Exercise goal | Skip the images and copy each record exactly as written.

Recorded data |

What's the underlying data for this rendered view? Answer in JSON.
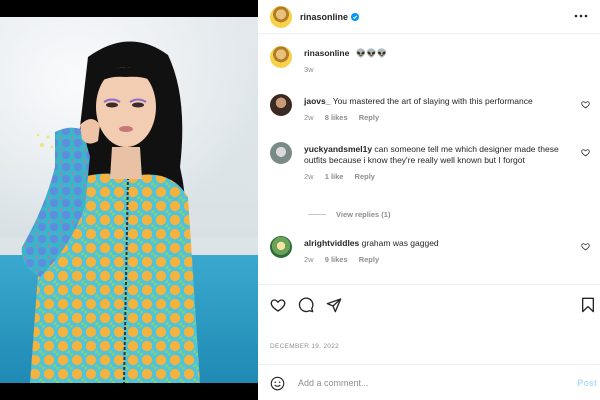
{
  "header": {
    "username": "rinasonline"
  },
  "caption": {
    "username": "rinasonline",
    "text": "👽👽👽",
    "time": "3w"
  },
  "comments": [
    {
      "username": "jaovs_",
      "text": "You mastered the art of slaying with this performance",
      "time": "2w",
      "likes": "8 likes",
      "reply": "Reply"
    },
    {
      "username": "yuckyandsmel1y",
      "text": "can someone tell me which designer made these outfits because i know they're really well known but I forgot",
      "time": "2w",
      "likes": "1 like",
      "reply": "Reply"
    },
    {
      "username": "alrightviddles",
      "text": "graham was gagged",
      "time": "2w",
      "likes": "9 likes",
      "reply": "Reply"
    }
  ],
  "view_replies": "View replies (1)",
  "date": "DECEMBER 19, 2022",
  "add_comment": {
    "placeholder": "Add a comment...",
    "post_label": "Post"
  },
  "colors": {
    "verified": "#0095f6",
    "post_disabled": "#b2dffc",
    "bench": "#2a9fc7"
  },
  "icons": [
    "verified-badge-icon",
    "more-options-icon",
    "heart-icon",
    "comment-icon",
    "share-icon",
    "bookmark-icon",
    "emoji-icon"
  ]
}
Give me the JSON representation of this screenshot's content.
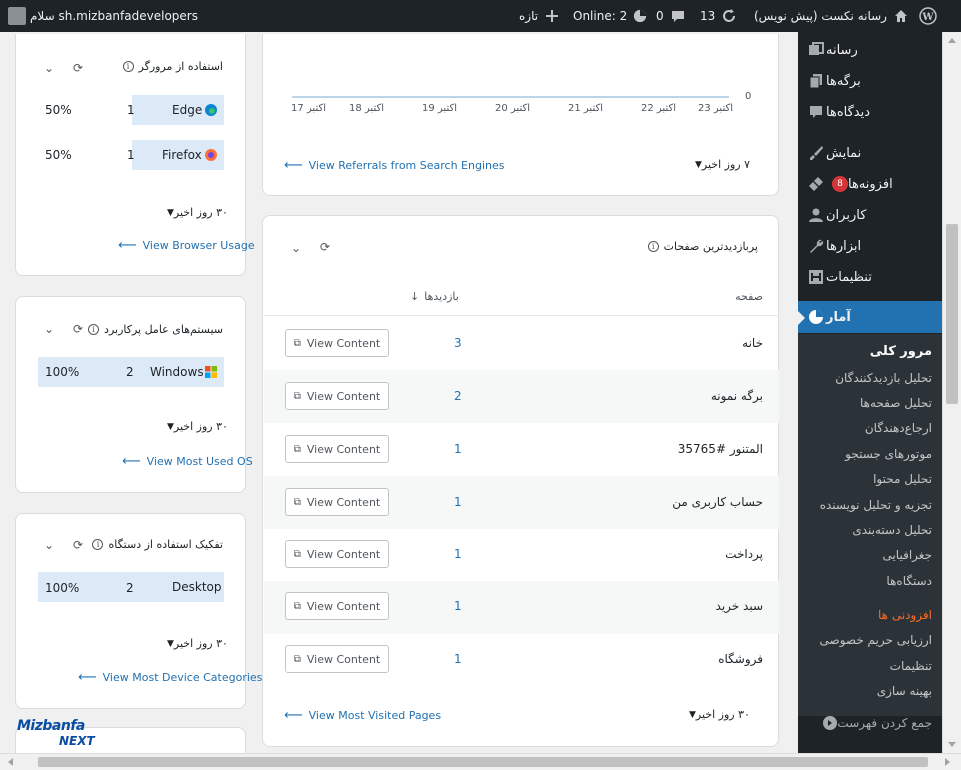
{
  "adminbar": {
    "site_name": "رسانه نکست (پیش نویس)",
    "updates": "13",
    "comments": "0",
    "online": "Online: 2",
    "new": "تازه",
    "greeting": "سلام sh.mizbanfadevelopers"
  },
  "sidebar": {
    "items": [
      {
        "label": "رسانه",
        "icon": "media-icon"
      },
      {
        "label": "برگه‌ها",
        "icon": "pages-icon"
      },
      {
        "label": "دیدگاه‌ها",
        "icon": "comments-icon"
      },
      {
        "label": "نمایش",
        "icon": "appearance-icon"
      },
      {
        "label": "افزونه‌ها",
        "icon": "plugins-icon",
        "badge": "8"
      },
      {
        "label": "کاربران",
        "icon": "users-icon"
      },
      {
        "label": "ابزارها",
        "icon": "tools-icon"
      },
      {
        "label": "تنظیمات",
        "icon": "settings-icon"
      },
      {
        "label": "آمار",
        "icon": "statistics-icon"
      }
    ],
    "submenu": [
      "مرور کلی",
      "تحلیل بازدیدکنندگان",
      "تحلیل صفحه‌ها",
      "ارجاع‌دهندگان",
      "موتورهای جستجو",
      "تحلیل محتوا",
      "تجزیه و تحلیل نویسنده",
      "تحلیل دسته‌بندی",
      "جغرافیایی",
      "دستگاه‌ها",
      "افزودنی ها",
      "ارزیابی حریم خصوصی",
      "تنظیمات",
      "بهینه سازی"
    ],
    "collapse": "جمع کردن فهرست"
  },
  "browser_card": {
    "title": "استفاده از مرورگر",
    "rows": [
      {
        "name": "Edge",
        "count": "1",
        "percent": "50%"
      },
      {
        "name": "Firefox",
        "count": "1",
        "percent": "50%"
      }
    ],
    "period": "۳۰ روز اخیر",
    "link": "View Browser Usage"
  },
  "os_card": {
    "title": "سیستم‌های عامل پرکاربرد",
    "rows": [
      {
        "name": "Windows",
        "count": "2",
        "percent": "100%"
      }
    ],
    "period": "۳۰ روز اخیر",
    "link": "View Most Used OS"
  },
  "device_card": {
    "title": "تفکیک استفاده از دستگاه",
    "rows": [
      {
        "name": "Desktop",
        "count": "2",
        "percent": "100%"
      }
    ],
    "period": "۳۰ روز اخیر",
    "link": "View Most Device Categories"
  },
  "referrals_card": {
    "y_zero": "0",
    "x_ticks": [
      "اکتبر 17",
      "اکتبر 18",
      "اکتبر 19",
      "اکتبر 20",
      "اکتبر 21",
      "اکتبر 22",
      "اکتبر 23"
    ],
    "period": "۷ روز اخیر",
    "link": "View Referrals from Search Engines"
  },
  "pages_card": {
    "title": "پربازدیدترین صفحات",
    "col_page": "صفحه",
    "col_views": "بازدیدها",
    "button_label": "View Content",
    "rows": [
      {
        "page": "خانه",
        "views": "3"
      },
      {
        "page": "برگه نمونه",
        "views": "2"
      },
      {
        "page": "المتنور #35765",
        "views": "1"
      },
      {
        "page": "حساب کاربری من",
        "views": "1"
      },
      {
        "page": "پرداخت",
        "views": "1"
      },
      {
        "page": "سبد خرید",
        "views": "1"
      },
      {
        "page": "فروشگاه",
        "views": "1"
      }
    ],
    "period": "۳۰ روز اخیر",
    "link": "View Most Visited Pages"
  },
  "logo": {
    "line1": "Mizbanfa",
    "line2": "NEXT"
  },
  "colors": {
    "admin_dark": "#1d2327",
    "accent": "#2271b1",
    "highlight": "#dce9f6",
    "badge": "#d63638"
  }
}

Finished exercise |
What's the underlying data for this rendered view? Answer in JSON.
{
  "header": {
    "username": "rinasonline"
  },
  "caption": {
    "username": "rinasonline",
    "text": "👽👽👽",
    "time": "3w"
  },
  "comments": [
    {
      "username": "jaovs_",
      "text": "You mastered the art of slaying with this performance",
      "time": "2w",
      "likes": "8 likes",
      "reply": "Reply"
    },
    {
      "username": "yuckyandsmel1y",
      "text": "can someone tell me which designer made these outfits because i know they're really well known but I forgot",
      "time": "2w",
      "likes": "1 like",
      "reply": "Reply"
    },
    {
      "username": "alrightviddles",
      "text": "graham was gagged",
      "time": "2w",
      "likes": "9 likes",
      "reply": "Reply"
    }
  ],
  "view_replies": "View replies (1)",
  "date": "DECEMBER 19, 2022",
  "add_comment": {
    "placeholder": "Add a comment...",
    "post_label": "Post"
  },
  "colors": {
    "verified": "#0095f6",
    "post_disabled": "#b2dffc",
    "bench": "#2a9fc7"
  },
  "icons": [
    "verified-badge-icon",
    "more-options-icon",
    "heart-icon",
    "comment-icon",
    "share-icon",
    "bookmark-icon",
    "emoji-icon"
  ]
}
Give me the JSON representation of this screenshot's content.
{
  "adminbar": {
    "site_name": "رسانه نکست (پیش نویس)",
    "updates": "13",
    "comments": "0",
    "online": "Online: 2",
    "new": "تازه",
    "greeting": "سلام sh.mizbanfadevelopers"
  },
  "sidebar": {
    "items": [
      {
        "label": "رسانه",
        "icon": "media-icon"
      },
      {
        "label": "برگه‌ها",
        "icon": "pages-icon"
      },
      {
        "label": "دیدگاه‌ها",
        "icon": "comments-icon"
      },
      {
        "label": "نمایش",
        "icon": "appearance-icon"
      },
      {
        "label": "افزونه‌ها",
        "icon": "plugins-icon",
        "badge": "8"
      },
      {
        "label": "کاربران",
        "icon": "users-icon"
      },
      {
        "label": "ابزارها",
        "icon": "tools-icon"
      },
      {
        "label": "تنظیمات",
        "icon": "settings-icon"
      },
      {
        "label": "آمار",
        "icon": "statistics-icon"
      }
    ],
    "submenu": [
      "مرور کلی",
      "تحلیل بازدیدکنندگان",
      "تحلیل صفحه‌ها",
      "ارجاع‌دهندگان",
      "موتورهای جستجو",
      "تحلیل محتوا",
      "تجزیه و تحلیل نویسنده",
      "تحلیل دسته‌بندی",
      "جغرافیایی",
      "دستگاه‌ها",
      "افزودنی ها",
      "ارزیابی حریم خصوصی",
      "تنظیمات",
      "بهینه سازی"
    ],
    "collapse": "جمع کردن فهرست"
  },
  "browser_card": {
    "title": "استفاده از مرورگر",
    "rows": [
      {
        "name": "Edge",
        "count": "1",
        "percent": "50%"
      },
      {
        "name": "Firefox",
        "count": "1",
        "percent": "50%"
      }
    ],
    "period": "۳۰ روز اخیر",
    "link": "View Browser Usage"
  },
  "os_card": {
    "title": "سیستم‌های عامل پرکاربرد",
    "rows": [
      {
        "name": "Windows",
        "count": "2",
        "percent": "100%"
      }
    ],
    "period": "۳۰ روز اخیر",
    "link": "View Most Used OS"
  },
  "device_card": {
    "title": "تفکیک استفاده از دستگاه",
    "rows": [
      {
        "name": "Desktop",
        "count": "2",
        "percent": "100%"
      }
    ],
    "period": "۳۰ روز اخیر",
    "link": "View Most Device Categories"
  },
  "referrals_card": {
    "y_zero": "0",
    "x_ticks": [
      "اکتبر 17",
      "اکتبر 18",
      "اکتبر 19",
      "اکتبر 20",
      "اکتبر 21",
      "اکتبر 22",
      "اکتبر 23"
    ],
    "period": "۷ روز اخیر",
    "link": "View Referrals from Search Engines"
  },
  "pages_card": {
    "title": "پربازدیدترین صفحات",
    "col_page": "صفحه",
    "col_views": "بازدیدها",
    "button_label": "View Content",
    "rows": [
      {
        "page": "خانه",
        "views": "3"
      },
      {
        "page": "برگه نمونه",
        "views": "2"
      },
      {
        "page": "المتنور #35765",
        "views": "1"
      },
      {
        "page": "حساب کاربری من",
        "views": "1"
      },
      {
        "page": "پرداخت",
        "views": "1"
      },
      {
        "page": "سبد خرید",
        "views": "1"
      },
      {
        "page": "فروشگاه",
        "views": "1"
      }
    ],
    "period": "۳۰ روز اخیر",
    "link": "View Most Visited Pages"
  },
  "logo": {
    "line1": "Mizbanfa",
    "line2": "NEXT"
  },
  "colors": {
    "admin_dark": "#1d2327",
    "accent": "#2271b1",
    "highlight": "#dce9f6",
    "badge": "#d63638"
  }
}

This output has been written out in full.